Due to a Recent Court Ruling, the Biden-Harris Administration has Mere Weeks to Act Before an Injunction Will be Lifted and a Trump Administration Rule Will Take Effect, Thus Allowing Plans for Downloadable, Untraceable Guns to Be Posted Online
Life-Saving Preventive Action from the Biden-Harris Administration Could Be As Simple As Announcing that It Plans to Stop the Trump Rule from Taking Effect
WASHINGTON — Everytown for Gun Safety and its grassroots networks, Moms Demand Action and Students Demand Action, released the following statement today calling on the Biden-Harris administration to take action in the coming weeks to prevent a Trump administration rule from taking effect that would allow plans for downloadable, untraceable guns to be posted online. During his campaign, President Joe Biden pledged to do exactly that, saying that his administration would “ensure that the authority for firearms exports stays with the State Department, and if needed, reverse a proposed rule by President Trump. This will ensure the State Department continues to block the code used to 3D print firearms from being made available on the Internet.”
The Trump administration’s rule –– which would shift the oversight of downloadable guns from the State Department to the Department of Commerce, thus allowing anti-government extremists to post untraceable gun plans online –– will take effect as soon as May 18th due to a ruling from the 9th Circuit Court of Appeals. The ruling overturned an injunction that has prevented the Trump administration rule from taking effect, which was granted last year in a lawsuit filed by 23 attorneys general in Washington state against the Trump administration’s Department of Justice.
If extremist companies are allowed to post downloadable gun plans online, it would be difficult to ever undo the damage and fully remove them from the internet. Fortunately, the Biden-Harris administration can act now to right the Trump administration’s wrong and prevent these plans for untraceable, deadly weapons from becoming widely available online.
“If allowed to take effect, the 9th Circuit’s ruling would give extremists free reign to flood the internet with downloadable guns that are untraceable and undetectable,” said Jonas Oransky, Everytown’s legal director. “The Biden-Harris administration can and should reverse the Trump administration’s rules that made this dangerous situation possible, but the clock is ticking. If these plans become publicly available, there will be no second chance to get this right.”
Action from the Biden-Harris administration can come in two forms. The safer and stronger route would be to announce its intention to reverse the Trump administration rules, thus empowering the State Department to continue to regulate downloadable guns. As a fallback option, it could announce that the Department of Commerce will regulate downloadable guns in the same strong manner that the State Department has done in the past. Either decision would prevent downloadable gun plans from legally being posted online.
Yesterday, House of Representatives Gun Violence Prevention Task Force Chairman Mike Thompson (D-CA) and the leadership of the task force wrote a letter to President Biden calling on him to “prevent the publication of the online files that allow people to 3-D print firearms at home.”

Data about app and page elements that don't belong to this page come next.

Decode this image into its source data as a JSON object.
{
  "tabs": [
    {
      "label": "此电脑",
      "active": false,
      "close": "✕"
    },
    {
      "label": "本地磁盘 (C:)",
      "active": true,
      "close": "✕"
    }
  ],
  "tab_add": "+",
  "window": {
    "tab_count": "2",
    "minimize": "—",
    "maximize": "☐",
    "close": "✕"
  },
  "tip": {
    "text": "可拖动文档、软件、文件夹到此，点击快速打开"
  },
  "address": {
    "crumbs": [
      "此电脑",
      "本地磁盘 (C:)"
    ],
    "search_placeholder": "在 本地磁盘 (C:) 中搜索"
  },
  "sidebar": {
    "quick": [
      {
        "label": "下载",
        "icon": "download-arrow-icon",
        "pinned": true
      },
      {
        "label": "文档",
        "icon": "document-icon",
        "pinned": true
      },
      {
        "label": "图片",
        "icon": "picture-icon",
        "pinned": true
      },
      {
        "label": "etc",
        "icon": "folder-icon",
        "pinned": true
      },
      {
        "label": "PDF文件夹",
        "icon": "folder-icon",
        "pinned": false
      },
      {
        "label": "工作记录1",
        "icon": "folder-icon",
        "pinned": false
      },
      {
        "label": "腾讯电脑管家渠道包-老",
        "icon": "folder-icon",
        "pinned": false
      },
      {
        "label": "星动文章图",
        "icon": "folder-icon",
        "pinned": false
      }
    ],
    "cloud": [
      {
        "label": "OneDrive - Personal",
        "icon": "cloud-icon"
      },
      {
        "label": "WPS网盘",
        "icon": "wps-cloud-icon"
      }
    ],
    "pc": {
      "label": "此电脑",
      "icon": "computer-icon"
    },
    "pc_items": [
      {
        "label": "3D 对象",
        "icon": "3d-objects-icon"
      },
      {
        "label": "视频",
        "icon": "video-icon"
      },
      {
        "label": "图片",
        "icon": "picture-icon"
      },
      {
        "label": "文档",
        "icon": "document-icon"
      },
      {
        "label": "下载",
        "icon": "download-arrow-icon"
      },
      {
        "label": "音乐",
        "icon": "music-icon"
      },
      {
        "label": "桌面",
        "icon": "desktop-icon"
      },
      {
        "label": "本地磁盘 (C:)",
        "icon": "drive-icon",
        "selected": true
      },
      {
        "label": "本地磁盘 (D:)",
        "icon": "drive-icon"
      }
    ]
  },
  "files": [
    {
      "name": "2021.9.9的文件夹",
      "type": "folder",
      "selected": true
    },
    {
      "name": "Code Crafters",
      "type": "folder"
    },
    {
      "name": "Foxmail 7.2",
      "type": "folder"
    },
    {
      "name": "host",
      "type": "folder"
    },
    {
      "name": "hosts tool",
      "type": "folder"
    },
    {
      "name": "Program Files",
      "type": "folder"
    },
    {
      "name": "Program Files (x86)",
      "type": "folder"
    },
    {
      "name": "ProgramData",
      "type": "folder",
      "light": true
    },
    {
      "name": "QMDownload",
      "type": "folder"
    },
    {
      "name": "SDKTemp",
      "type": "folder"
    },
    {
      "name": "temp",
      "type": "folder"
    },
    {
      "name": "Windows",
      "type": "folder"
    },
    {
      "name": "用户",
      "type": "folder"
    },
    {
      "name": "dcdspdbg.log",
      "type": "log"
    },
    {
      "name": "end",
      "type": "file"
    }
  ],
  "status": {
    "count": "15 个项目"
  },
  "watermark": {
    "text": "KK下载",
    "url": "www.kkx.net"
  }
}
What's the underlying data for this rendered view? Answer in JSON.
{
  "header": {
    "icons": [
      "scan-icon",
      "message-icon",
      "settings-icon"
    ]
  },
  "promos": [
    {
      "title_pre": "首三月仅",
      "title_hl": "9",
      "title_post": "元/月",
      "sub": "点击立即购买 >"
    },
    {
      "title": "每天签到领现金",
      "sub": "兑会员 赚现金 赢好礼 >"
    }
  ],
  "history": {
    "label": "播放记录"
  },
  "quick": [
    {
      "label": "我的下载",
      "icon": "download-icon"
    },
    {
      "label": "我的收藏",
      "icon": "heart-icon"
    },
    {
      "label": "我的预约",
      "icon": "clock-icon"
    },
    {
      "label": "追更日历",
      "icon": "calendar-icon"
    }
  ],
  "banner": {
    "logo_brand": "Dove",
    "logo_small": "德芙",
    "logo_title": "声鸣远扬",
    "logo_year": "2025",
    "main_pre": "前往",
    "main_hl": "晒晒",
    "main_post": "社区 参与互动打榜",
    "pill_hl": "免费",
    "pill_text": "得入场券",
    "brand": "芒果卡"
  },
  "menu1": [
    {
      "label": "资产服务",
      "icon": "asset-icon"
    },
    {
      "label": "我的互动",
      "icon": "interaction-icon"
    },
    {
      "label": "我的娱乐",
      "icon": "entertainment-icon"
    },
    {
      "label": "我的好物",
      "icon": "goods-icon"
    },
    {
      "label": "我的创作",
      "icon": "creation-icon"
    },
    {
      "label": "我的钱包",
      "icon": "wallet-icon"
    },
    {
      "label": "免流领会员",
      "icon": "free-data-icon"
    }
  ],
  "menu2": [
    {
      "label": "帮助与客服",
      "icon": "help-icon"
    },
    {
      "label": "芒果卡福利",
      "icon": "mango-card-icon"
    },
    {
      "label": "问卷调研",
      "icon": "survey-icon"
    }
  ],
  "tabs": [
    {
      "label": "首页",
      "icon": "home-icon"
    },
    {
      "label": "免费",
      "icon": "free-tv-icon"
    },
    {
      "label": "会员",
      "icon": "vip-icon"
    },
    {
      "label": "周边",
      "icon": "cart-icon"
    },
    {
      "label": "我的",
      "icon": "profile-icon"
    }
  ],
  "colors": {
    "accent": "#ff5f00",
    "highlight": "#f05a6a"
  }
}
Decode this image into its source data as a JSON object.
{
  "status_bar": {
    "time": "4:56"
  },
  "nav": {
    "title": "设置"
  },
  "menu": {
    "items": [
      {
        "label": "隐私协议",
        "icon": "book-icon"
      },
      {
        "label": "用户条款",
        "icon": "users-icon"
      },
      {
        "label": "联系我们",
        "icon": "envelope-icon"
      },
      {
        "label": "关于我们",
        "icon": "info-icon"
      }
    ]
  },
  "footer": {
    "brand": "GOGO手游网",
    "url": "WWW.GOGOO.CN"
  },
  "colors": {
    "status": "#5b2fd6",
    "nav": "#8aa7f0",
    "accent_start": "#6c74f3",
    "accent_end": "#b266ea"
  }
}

Since downloadable gun plans were first posted online in 2013, they have begun to show up in the hands of criminals. In February of 2019, for example, a Texas man was sentenced to eight years in prison after officers caught him with a partially 3D-printed AR-15 rifle and a list of lawmakers’ addresses in his backpack, despite being banned from owning a firearm due to a violent altercation with a live-in girlfriend. According to the Congressional Research Service, the 3-D printer that a criminal would need to create such a weapon could cost less than $150.
After the initial announcement in July 2018 that downloadable guns would be released online, there has been an outpouring of opposition from state attorneys general, elected officials, and Americans across the country. Law enforcement officials and military veterans urged the State Department to protect public safety by blocking the publication of these plans, and Everytown’s supporters made 24,851 calls and sent 164,436 messages to the State Department.
In a previous successful lawsuit, the attorneys general of 20 states and the District of Columbia filed a lawsuit to bar the government from lifting its prohibitions on companies distributing computer code for downloadable guns. The attorneys general’s lawsuit echoed the legal theory put forward in a challenge brought by Everytown Law and other leading gun safety organizations in Texas federal court. The attorneys general were successful in that initial lawsuit and were supported by an amicus curiae brief filed by Everytown. The court found that the State Department failed to give thirty days’ notice to the Congressional foreign relations committees as required by 22 U.S.C. § 2778(f)(1).
The court further found that the agency action was arbitrary and capricious in light of the State Department’s previous determination that downloadable guns would be “a threat to world peace and the national security interests of the United States and would cause serious and long-lasting harm to its foreign policy.” The court explained that “the agency failed to identify substantial evidence in the administrative record explaining a change of position that necessarily contradicts its prior determinations and findings regarding the threats posed by [downloadable guns] and the need to regulate [them].”